State management in Tekton pipelines with Slack interactive messages

Earlier this year I re-entered the rabbit hole which is the dizzying world of CI/CD platforms and solutions. Today's marketplace presents so many choices that I can only imagine how daunting it is for a newcomer to the space to decide on what solution to go with. Thankfully the the industry is starting to invest … Continue reading State management in Tekton pipelines with Slack interactive messages

Local developer CI/CD with Tilt

This post is a continuation into the world of locally executing CI/CD for developers, with my prior post being about Skaffold.  In this post I'll look at another one of these tools called Tilt. Background The world of software development and how apps are run in production environments has come a long way over the … Continue reading Local developer CI/CD with Tilt

Continuous delivery with Flux

The acronym "CI/CD" and its respective phrases (continuous integration & continuous [delivery|deployment]) are sometimes munged together yet there are clear definitions and lines of delineation for each, despite many CI/CD offerings out there that enable you to use a single framework to implement both sides of the CI/CD equation using the same tooling. The intent … Continue reading Continuous delivery with Flux

Local CI/CD with Skaffold

The world of software development and how apps are run in production environments has come a long way over the years. Starting with bare metal physical servers, we evolved to virtual machines, onward to LXC, Docker daemons, and now our current state of container orchestration via things like Kubernetes. The other side of the world... … Continue reading Local CI/CD with Skaffold

Migrate from Helm 2 Tillerless to Helm 3

If you're like many others out there, you've been holding off of migrating to Helm 3 until at least version 3.1 is out. Well as of early February it finally was released. Since then I've recently gone through some analysis of migrating Helm 2 releases (with the Tillerless plugin) to Helm 3.x and figured I'd … Continue reading Migrate from Helm 2 Tillerless to Helm 3

Simplified orphan token creation for Hashicorp Vault
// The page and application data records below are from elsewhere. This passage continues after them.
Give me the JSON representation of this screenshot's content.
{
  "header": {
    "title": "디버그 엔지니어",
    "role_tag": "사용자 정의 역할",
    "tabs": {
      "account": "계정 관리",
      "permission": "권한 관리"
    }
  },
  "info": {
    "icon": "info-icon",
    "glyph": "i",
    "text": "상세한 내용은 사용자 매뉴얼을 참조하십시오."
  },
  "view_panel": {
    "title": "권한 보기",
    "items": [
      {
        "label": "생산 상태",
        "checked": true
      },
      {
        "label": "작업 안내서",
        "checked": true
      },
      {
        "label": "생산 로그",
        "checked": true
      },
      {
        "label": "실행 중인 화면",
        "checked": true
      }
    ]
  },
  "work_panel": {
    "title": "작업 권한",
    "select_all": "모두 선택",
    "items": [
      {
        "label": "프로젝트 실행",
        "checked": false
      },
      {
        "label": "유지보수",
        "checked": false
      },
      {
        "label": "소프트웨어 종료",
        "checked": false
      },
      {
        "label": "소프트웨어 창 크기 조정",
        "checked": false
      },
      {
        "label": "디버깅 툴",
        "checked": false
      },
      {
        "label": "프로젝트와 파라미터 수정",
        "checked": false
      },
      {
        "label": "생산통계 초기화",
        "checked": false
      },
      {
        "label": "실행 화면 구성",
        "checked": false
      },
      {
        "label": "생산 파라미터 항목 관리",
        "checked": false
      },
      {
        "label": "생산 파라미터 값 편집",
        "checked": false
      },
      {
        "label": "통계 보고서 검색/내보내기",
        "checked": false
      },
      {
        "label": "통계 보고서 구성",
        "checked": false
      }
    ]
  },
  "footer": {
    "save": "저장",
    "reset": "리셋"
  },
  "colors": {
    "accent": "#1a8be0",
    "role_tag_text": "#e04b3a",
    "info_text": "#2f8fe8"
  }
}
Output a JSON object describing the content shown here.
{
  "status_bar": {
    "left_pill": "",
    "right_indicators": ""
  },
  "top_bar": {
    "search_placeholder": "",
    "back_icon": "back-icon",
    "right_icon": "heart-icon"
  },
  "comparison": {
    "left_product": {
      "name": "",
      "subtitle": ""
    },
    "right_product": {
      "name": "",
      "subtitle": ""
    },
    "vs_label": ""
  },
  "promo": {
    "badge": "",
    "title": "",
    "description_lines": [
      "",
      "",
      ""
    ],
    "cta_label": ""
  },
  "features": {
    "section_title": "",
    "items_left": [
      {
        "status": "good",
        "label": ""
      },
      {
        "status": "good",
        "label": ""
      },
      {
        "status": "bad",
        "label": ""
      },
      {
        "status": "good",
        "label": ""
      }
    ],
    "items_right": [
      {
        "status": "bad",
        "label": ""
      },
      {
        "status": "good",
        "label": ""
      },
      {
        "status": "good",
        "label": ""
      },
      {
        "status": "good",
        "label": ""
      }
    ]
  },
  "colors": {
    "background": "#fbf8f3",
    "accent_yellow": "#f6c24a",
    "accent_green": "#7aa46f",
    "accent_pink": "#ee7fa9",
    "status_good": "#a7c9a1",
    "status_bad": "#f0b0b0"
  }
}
If you have a need to store secrets in a secure manner there are numerous options out there; one of the more popular and cloud agnostic ones out there is Hashicorp Vault. If you've used Vault you are likely familiar with its concept of tokens, but you may or may not be familiar with the … Continue reading Simplified orphan token creation for Hashicorp Vault

Automating helm releases with helmfile & helmfile-deploy

If you deploy applications to Kubernetes, you probably have brushed shoulders with Helm charts and have likely even developed a chart on your own. Helm charts are a great way to custom tailor each installation/upgrade of a given application by dynamically generating all the Kubernetes YAML based on the set of values that you pass … Continue reading Automating helm releases with helmfile & helmfile-deploy

appconduits: manage custom Ingresses via Helm

Generally there are two large parts involved with making an application available on k8s (Kubernetes). First is deploying your service/application. Second is making it available on well known endpoints (i.e. via known FQDNs). In k8s there are many different approaches to handling the latter, however one popular way involves declaring and wiring up some combination … Continue reading appconduits: manage custom Ingresses via Helm

appdeploy: a helm chart for consistency

Moving your applications from a traditional architecture where your apps are directly installed on VMs to a container orchestration engine is a large task. Regardless of your orchestrator choice you are generally going to have to deal with the task of figuring out how to deliver your container's their required application specific configuration. App configuration … Continue reading appdeploy: a helm chart for consistency

Determining ingress host availability across Kubernetes clusters

Lets say you have two apps available at a.b.com and x.y.com and you have 3 available Kubernetes it could potentially be deployed on, clusterA, clusterB and clusterC. Generally upstream from your cluster LoadBalancers you will have another cloud load balancer device or you are just using some sort of DNS service to control what cluster LoadBalancer IPs are relevant for each application at any given time. To … Continue reading Determining ingress host availability across Kubernetes clusters